  • Publication
    Examining Human-Elephant Conflict in Southern Africa: Causes and Options for Coexistence
    (2008-02-01) Warner, M. Zoë

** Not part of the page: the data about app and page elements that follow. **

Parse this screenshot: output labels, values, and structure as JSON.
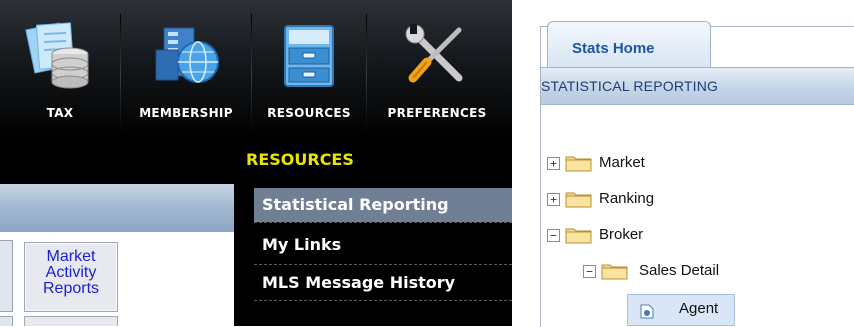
{
  "nav": {
    "items": [
      {
        "label": "TAX",
        "icon": "tax-database-icon"
      },
      {
        "label": "MEMBERSHIP",
        "icon": "membership-network-icon"
      },
      {
        "label": "RESOURCES",
        "icon": "resources-cabinet-icon"
      },
      {
        "label": "PREFERENCES",
        "icon": "preferences-tools-icon"
      }
    ]
  },
  "dropdown": {
    "title": "RESOURCES",
    "items": [
      {
        "label": "Statistical Reporting",
        "active": true
      },
      {
        "label": "My Links",
        "active": false
      },
      {
        "label": "MLS Message History",
        "active": false
      }
    ]
  },
  "tile": {
    "line1": "Market",
    "line2": "Activity",
    "line3": "Reports"
  },
  "stats": {
    "tab_label": "Stats Home",
    "header": "STATISTICAL REPORTING",
    "tree": [
      {
        "label": "Market",
        "toggle": "+"
      },
      {
        "label": "Ranking",
        "toggle": "+"
      },
      {
        "label": "Broker",
        "toggle": "−"
      },
      {
        "label": "Sales Detail",
        "toggle": "−"
      },
      {
        "label": "Agent",
        "toggle": ""
      }
    ]
  },
  "colors": {
    "menu_title": "#e8e600",
    "active_item": "#707f93",
    "tab_text": "#1e55a5",
    "link_blue": "#1a1fd6"
  }
}
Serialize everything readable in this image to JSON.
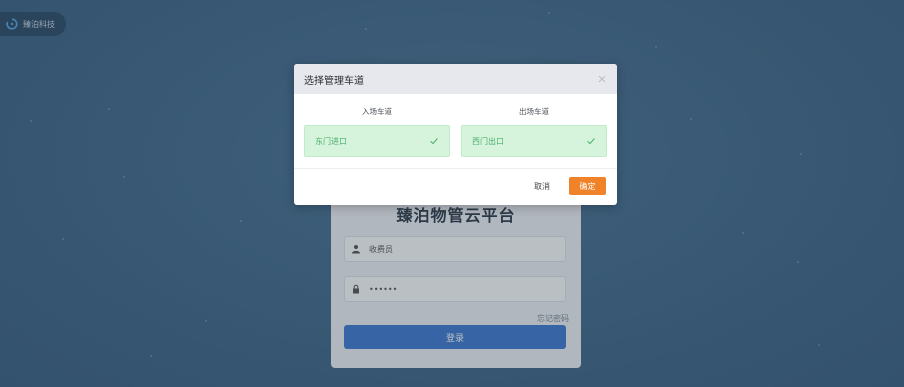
{
  "brand": {
    "name": "臻泊科技"
  },
  "login": {
    "title": "臻泊物管云平台",
    "username": "收费员",
    "password_mask": "••••••",
    "forgot": "忘记密码",
    "submit": "登录"
  },
  "modal": {
    "title": "选择管理车道",
    "entry_label": "入场车道",
    "exit_label": "出场车道",
    "entry_lane": "东门进口",
    "exit_lane": "西门出口",
    "cancel": "取消",
    "confirm": "确定"
  },
  "colors": {
    "accent": "#f0832a",
    "selected_bg": "#d6f4dc",
    "selected_text": "#4caf6e",
    "login_button": "#3f7ad0"
  }
}
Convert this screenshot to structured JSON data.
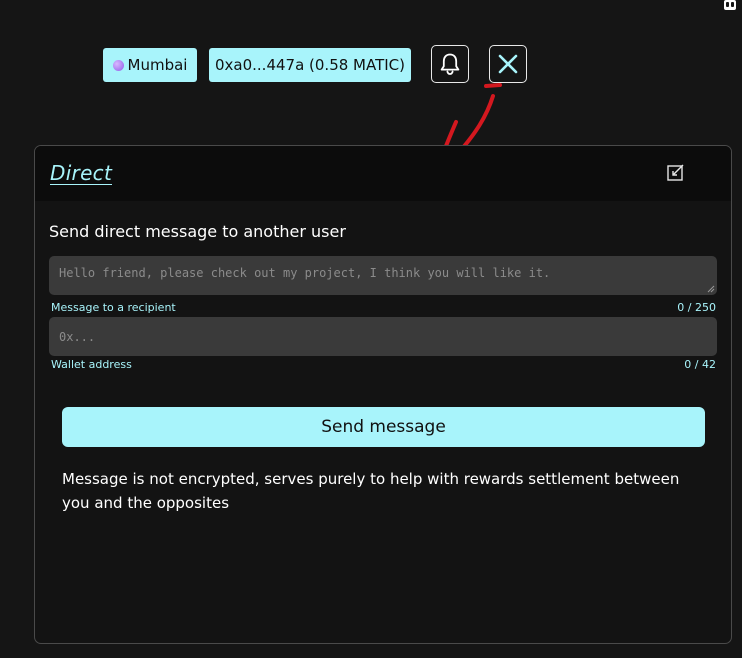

    Though African elephants (Loxodonta africana) are listed as endangered by the International Union for the Conservation of Nature and Natural Resources (IUCN), efforts to protect and conserve the species have been complicated by human-elephant conflict (HEC). Land conflicts may be the greatest long-term threat to elephant conservation because as people and elephants inhabit the same areas and share scarce resources, there will be more pressure to encroach on elephant habitat for human uses, and this will get worse as human populations continue to grow. This paper looks at factors that contribute to HEC and examines measures that are being taken to reduce conflict. The paper focuses on two field studies: an analysis of Elephant Pepper Development Trust's (EPDT) use of chilli peppers in Zambia to reduce incidents of elephant crop raiding and an assessment of farmers' experiences with HEC in the southern part of the Okavango Delta. This paper is intended to provide an overview of the social, economic, and environmental dynamics of HEC and the resulting management implications for African elephant conservation.